"Admitted vs. Non-Admitted Insurers - A Primer"
Insurers such as AIG, Chubb, CNA, Zurich, Hartford, and Travelers are simply holding companies with multiple subsidiaries. The subsidiaries are either admitted or non-admitted in the states where they are licensed to do business. Typically, the risk profile of an insured, and the risk appetite of the insurer and their reinsurer(s) will dictate whether an underwriter will issue a quote through an admitted or non-admitted subsidiary.
In analyzing the differences between admitted vs. non-admitted insurers, we need to first consider an insurance policy's primary function. The definition of insurance is a "promise for reimbursement in the case of a loss." Every insurance policy includes an insuring agreement that states that the insurer is legally obligated to pay for damages as a result of a covered loss. However, if a carrier becomes insolvent and cannot fulfill their promise to provide claim coverage and management, the Guaranty Fund of the state in which the insured is domiciled may step in to provide protection for new claims and possibly claims that were reported pre-insolvency. Guaranty Funds only provide this protection to policies that are issued by an admitted carrier. Non-admitted carriers do not receive similar protection.
The National Conference of Insurance Guaranty Funds (NCIGF) states that Guaranty Funds exist to fulfill each state's statutory role in providing protection to policyholders and claimants of insolvent admitted insurers. The NCIGF's goals and strategies are paraphrased as follows:

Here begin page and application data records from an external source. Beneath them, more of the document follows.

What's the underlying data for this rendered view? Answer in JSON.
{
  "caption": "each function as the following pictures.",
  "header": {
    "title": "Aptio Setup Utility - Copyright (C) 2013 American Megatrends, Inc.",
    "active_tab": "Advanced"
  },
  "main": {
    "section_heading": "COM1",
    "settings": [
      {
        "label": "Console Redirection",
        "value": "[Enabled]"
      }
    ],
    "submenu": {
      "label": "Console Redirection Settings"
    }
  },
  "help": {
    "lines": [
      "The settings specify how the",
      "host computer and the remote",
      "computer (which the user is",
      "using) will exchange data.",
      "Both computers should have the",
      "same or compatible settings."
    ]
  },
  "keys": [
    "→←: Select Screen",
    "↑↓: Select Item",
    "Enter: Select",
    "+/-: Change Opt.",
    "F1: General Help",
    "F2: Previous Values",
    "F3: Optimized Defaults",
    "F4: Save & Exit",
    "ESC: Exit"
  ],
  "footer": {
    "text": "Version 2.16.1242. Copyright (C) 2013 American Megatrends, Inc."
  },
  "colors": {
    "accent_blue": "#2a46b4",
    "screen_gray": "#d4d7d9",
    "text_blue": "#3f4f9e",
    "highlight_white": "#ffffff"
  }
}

The types of insurable risk that are prevalent across the U.S. differ broadly from state to state. Therefore, the regulatory body for the insurance industry is located at the state level. In fact, there is little to no regulation or intervention on a federal level except for several federal backstop programs that are in place, i.e., Flood, Crop, and Terrorism insurance. Therefore, the coverage provided by a Guaranty Fund is state mandated, and the amount of coverage provided differs from state to state and by line of coverage.
Insurers admitted in each state are required to pay annual assessments in order to fund the respective Guaranty Funds. State statutes determine the "limits" of the Guaranty Funds, which pay for claims at the lower of (a) the policy limit; or (b) the state's statutory limit. Limits vary by state but the claim limit is typically $300,000, except for Workers' Compensation claims, which are paid in full (Workers' Compensation is always written through an admitted insurer). Some level of coverage is provided through Guaranty Funds on most lines of coverage, i.e., Property, General Liability, Auto Liability, and Umbrella Liability.
As previously mentioned, coverage through the Guaranty Fund only applies to admitted carriers. Admitted carriers are licensed to do business in the state in which the insured is domiciled, and subject to the rules, regulations, and supervision of the respective state insurance departments. In addition, premium rates for admitted carriers are typically filed with the state, and the amount of regulation of these rates varies by line of coverage. As a result, pricing from admitted carriers may not be as aggressive as pricing from non-admitted carriers. Coverage through admitted carriers may not always be available due to the insured's risk characteristics.
Non-admitted carriers (also referred to as Excess and Surplus Lines (E&S) Markets) have a different appetite for risk than admitted carriers. Typically, risks are written with non-admitted insurers when the product or service provided by the insured lends itself to a higher likelihood of catastrophic loss. Many times pricing is more competitive through non-admitted insurers, and since the state insurance department does not regulate non-admitted carriers, they can provide greater flexibility in coverage terms and conditions.
A portion of an admitted insurer's premium is allocated to state taxes. Since non-admitted carriers are not regulated by the state, the state requires the insurer to impose a 3-5% surplus lines tax on the insured. The percentage amount varies by state. Also, there is no protection through the Guaranty Fund if the carrier becomes insolvent, which means that the policy holder would become "self insured" for the period that they were insured with the non-admitted carrier.
The American Association of Managing General Agents website indicates that studies show that the percentage of excess and surplus line carriers that become insolvent are lower than the percentage of admitted carriers. It is to be noted that even though non-admitted carriers are unregulated by the state their financial stability is still monitored by various independent rating agencies.
In summary, it is important that every insured understand the following:
Josh Warren is Director, Client Service at Equity Risk Partners. Equity Risk Partners is the only full service insurance brokerage and risk management advisory firm dedicated exclusively to the needs of the private equity industry and its portfolio companies. For more information, visit www.equityrisk.com. Mr. Warren can be reached at 312-980-7853 or at email@example.com.